If you follow  media stories regarding health, diet, nutrition and exercise recommendations you may be feeling a little confused. I understand! As health and nutrition guidelines are constantly challenged with new research finding coming to light, the media grabs hold of it and hypes it up. So what you believe one day, may be seem to refuted the next. But in the meantime, the media makes the findings seem definitive. Many respond by jumping on the latest health bandwagon based on inconclusive research.

Some things that have recently be challenged are:

  • the role (amount and type) of fat and heart disease, diabetes and other chronic conditions.
  • the ideal frequency, duration and intensity of exercise  for weight loss or  to maintain or improve health.
  • if sugar contributes to diabetes, metabolic syndrome, weight gain.
  • if “natural” and organic foods are better for overall health.
  • if dietary supplements are safe and/or do what the label and advertisements claim.
  • the great macronutrient (protein, carbohydrate, fat) debate regarding weight loss, e.g., which is the best approach for fast result or  long-lasting results?

What to do:?

  • Use common sense!

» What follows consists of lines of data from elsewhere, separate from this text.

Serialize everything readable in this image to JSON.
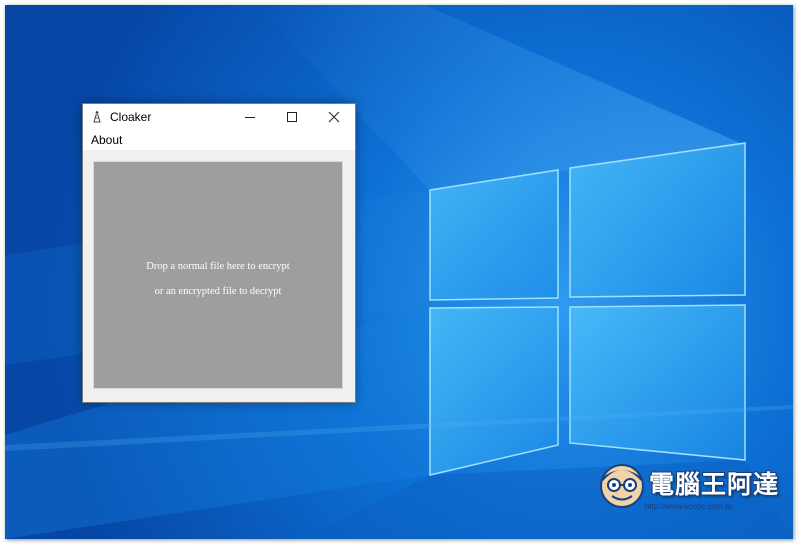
{
  "window": {
    "title": "Cloaker",
    "buttons": {
      "minimize": "minimize",
      "maximize": "maximize",
      "close": "close"
    }
  },
  "menu": {
    "items": [
      {
        "label": "About"
      }
    ]
  },
  "drop_zone": {
    "line1": "Drop a normal file here to encrypt",
    "line2": "or an encrypted file to decrypt"
  },
  "watermark": {
    "title": "電腦王阿達",
    "url": "http://www.kocpc.com.tw"
  },
  "colors": {
    "desktop_blue": "#0a5cc2",
    "drop_zone_gray": "#9e9e9e",
    "window_bg": "#f0f0f0"
  },
  "icons": {
    "app": "cloaker-app-icon",
    "minimize": "minimize-icon",
    "maximize": "maximize-icon",
    "close": "close-icon"
  }
}
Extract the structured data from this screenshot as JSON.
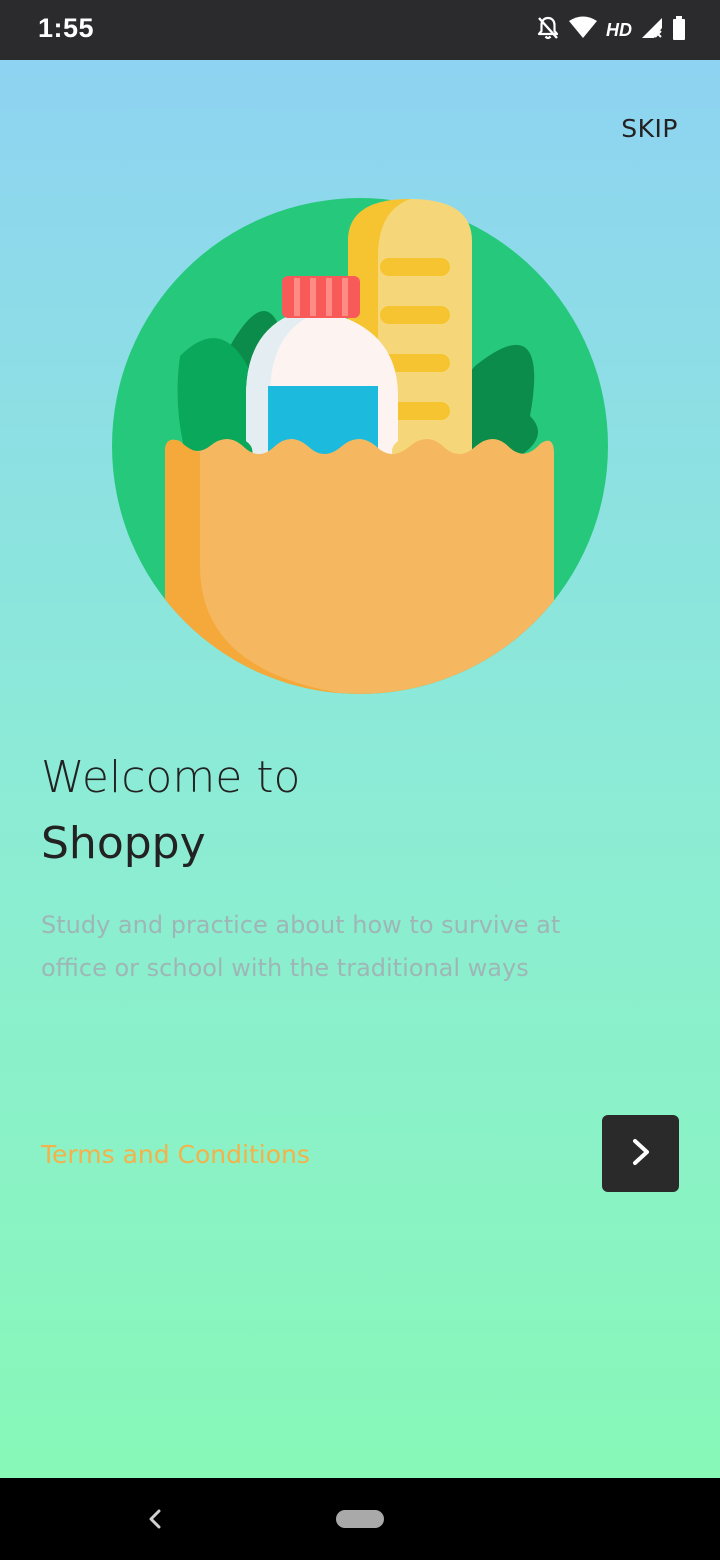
{
  "status_bar": {
    "time": "1:55",
    "hd_label": "HD",
    "icons": [
      "bell-off-icon",
      "wifi-icon",
      "signal-icon",
      "battery-icon"
    ]
  },
  "onboarding": {
    "skip_label": "SKIP",
    "welcome_text": "Welcome to",
    "brand_name": "Shoppy",
    "description": "Study and practice about how to survive at office or school with the traditional ways",
    "terms_label": "Terms and Conditions",
    "next_icon": "chevron-right-icon",
    "illustration": "grocery-bag-illustration"
  },
  "nav_bar": {
    "icons": [
      "back-icon",
      "home-pill-icon"
    ]
  },
  "colors": {
    "status_bar": "#2b2b2d",
    "gradient_top": "#8ed3f2",
    "gradient_bottom": "#88f8b8",
    "text_dark": "#222222",
    "description_text": "#9fb6b6",
    "terms_accent": "#f3b24a",
    "button_bg": "#2a2a2a"
  }
}
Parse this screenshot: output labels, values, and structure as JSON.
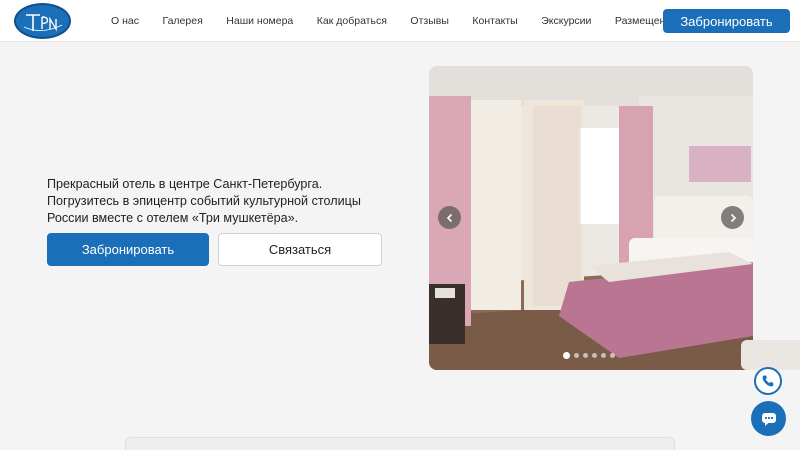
{
  "header": {
    "logo_icon": "hotel-logo-tri-mushketera",
    "nav": [
      {
        "label": "О нас"
      },
      {
        "label": "Галерея"
      },
      {
        "label": "Наши номера"
      },
      {
        "label": "Как добраться"
      },
      {
        "label": "Отзывы"
      },
      {
        "label": "Контакты"
      },
      {
        "label": "Экскурсии"
      },
      {
        "label": "Размещение групп"
      }
    ],
    "book_label": "Забронировать"
  },
  "hero": {
    "text": "Прекрасный отель в центре Санкт-Петербурга. Погрузитесь в эпицентр событий культурной столицы России вместе с отелем «Три мушкетёра».",
    "book_label": "Забронировать",
    "contact_label": "Связаться"
  },
  "slider": {
    "slide_count": 6,
    "active_slide": 1,
    "prev_icon": "chevron-left-icon",
    "next_icon": "chevron-right-icon"
  },
  "floating": {
    "phone_icon": "phone-icon",
    "chat_icon": "chat-icon"
  },
  "colors": {
    "primary": "#1a6fb8",
    "background": "#f4f4f4",
    "header_bg": "#ffffff"
  }
}
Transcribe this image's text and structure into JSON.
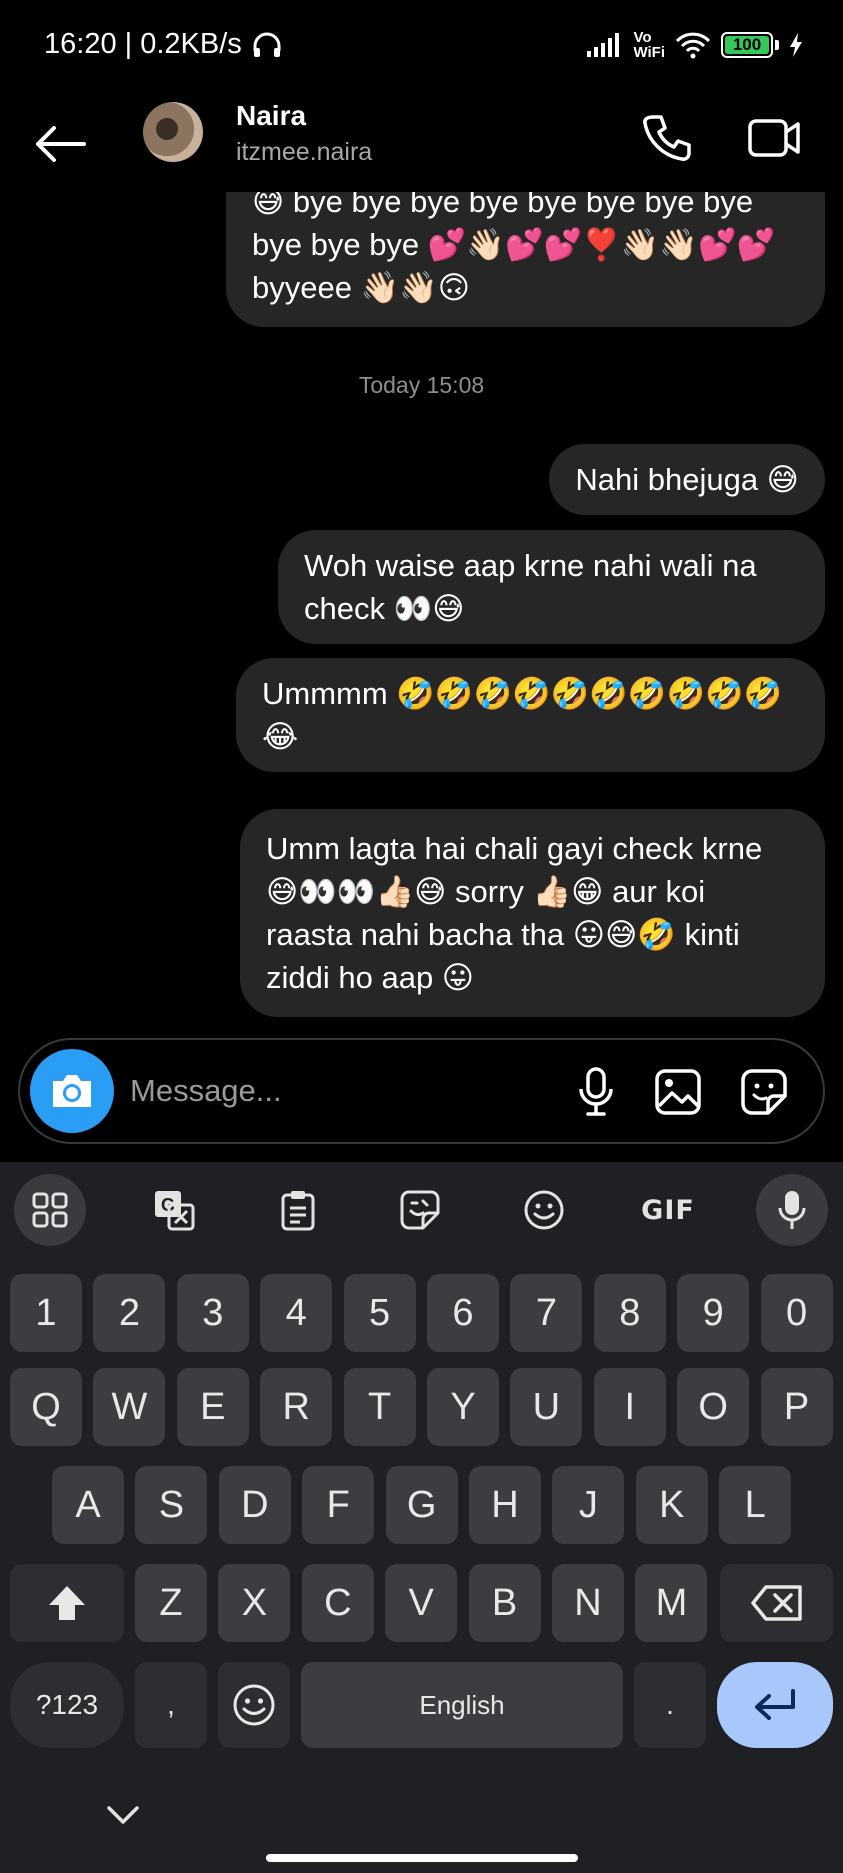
{
  "status_bar": {
    "time_speed": "16:20 | 0.2KB/s",
    "vowifi": "Vo\nWiFi",
    "battery": "100"
  },
  "header": {
    "name": "Naira",
    "username": "itzmee.naira"
  },
  "chat": {
    "timestamp": "Today 15:08",
    "messages": [
      {
        "text": "😅 bye bye bye bye bye bye bye bye bye bye bye 💕👋🏻💕💕❣️👋🏻👋🏻💕💕 byyeee 👋🏻👋🏻🙃"
      },
      {
        "text": "Nahi bhejuga 😅"
      },
      {
        "text": "Woh waise aap krne nahi wali na check 👀😅"
      },
      {
        "text": "Ummmm 🤣🤣🤣🤣🤣🤣🤣🤣🤣🤣😂"
      },
      {
        "text": "Umm lagta hai chali gayi check krne 😅👀👀👍🏻😅 sorry 👍🏻😁 aur koi raasta nahi bacha tha 😛😅🤣 kinti ziddi ho aap 😛"
      }
    ]
  },
  "composer": {
    "placeholder": "Message..."
  },
  "keyboard": {
    "toolbar": {
      "gif_label": "GIF"
    },
    "row_numbers": [
      "1",
      "2",
      "3",
      "4",
      "5",
      "6",
      "7",
      "8",
      "9",
      "0"
    ],
    "row_q": [
      "Q",
      "W",
      "E",
      "R",
      "T",
      "Y",
      "U",
      "I",
      "O",
      "P"
    ],
    "row_a": [
      "A",
      "S",
      "D",
      "F",
      "G",
      "H",
      "J",
      "K",
      "L"
    ],
    "row_z": [
      "Z",
      "X",
      "C",
      "V",
      "B",
      "N",
      "M"
    ],
    "symbols_label": "?123",
    "comma": ",",
    "space_label": "English",
    "period": "."
  },
  "colors": {
    "background": "#000000",
    "bubble": "#262626",
    "camera_button": "#2a9df4",
    "keyboard_bg": "#1f2023",
    "key_bg": "#3c3d40",
    "enter_key": "#a8c7fa",
    "battery": "#35c759"
  }
}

If it seems to good to be true, it probably won’t help you achieve your desired outcome.
  • Go back to the basics. Yes, I know this sounds boring but no matter how many weight loss remedies are touted, how many times you hear you can lose weight can keep if off without exercise and without changing your eating habits, these far-fetched claims are just not true.
  • Consult a educated, trained, licensed and/or certified healthcare professional.

Since I am one of those (educated, trained, licensed and/or certified healthcare professional), as in my case, a registered dietitian, certified personal trainer with a BS and MS in nutrition and 25+ years of experience and education to share with you, I will sum up my recommendations and thoughts on what is a healthy diet and lifestyle:

  1. Avoid quick weight loss schemes and fad diets. Instead focus on making lifestyle and eating behavior changes.
  2. Choose a variety of fruits and vegetables consume 5-9 servings every day.
  3. When choosing grain-based sources of carbohydrates, choose mostly whole grains and legumes. Skip refined flours such as enriched, white, semolina (pasta), white rice and other highly processed grains.
  4. If you do #3&#4 you will likely meet my next recommendation of consuming 25-40 grams of fiber per day.
  5. Eat plenty of lean protein and non-fat dairy products. Skip processed meats as they are loaded with sodium and other additives and often are high in unhealthy fats.
  6. Keep moving. Combine the 4 pillars of exercise: strength, cardio, flexibility and balance into you weekly routine.
  7. In addition to you more structured exercise program, look for opportunities to be more active throughout your day
  8. Get 7-8 hours of quality sleep every night. This not only helps regulate hormones that favor maintaining a healthier weight, it also helps you better manage stress and better perform your daily activities.
  9. Choose your beverages carefully. Water, coffee, tea, and limited amounts of alcohol are fine. Pass on the fancy sweetened high-fat coffee drinks and smoothies that are often loaded with more sugar than nutrition. Also decrease sweetened and unsweetened soft drinks and sports drinks.
  10. Eat smaller portions and fewer snack foods!!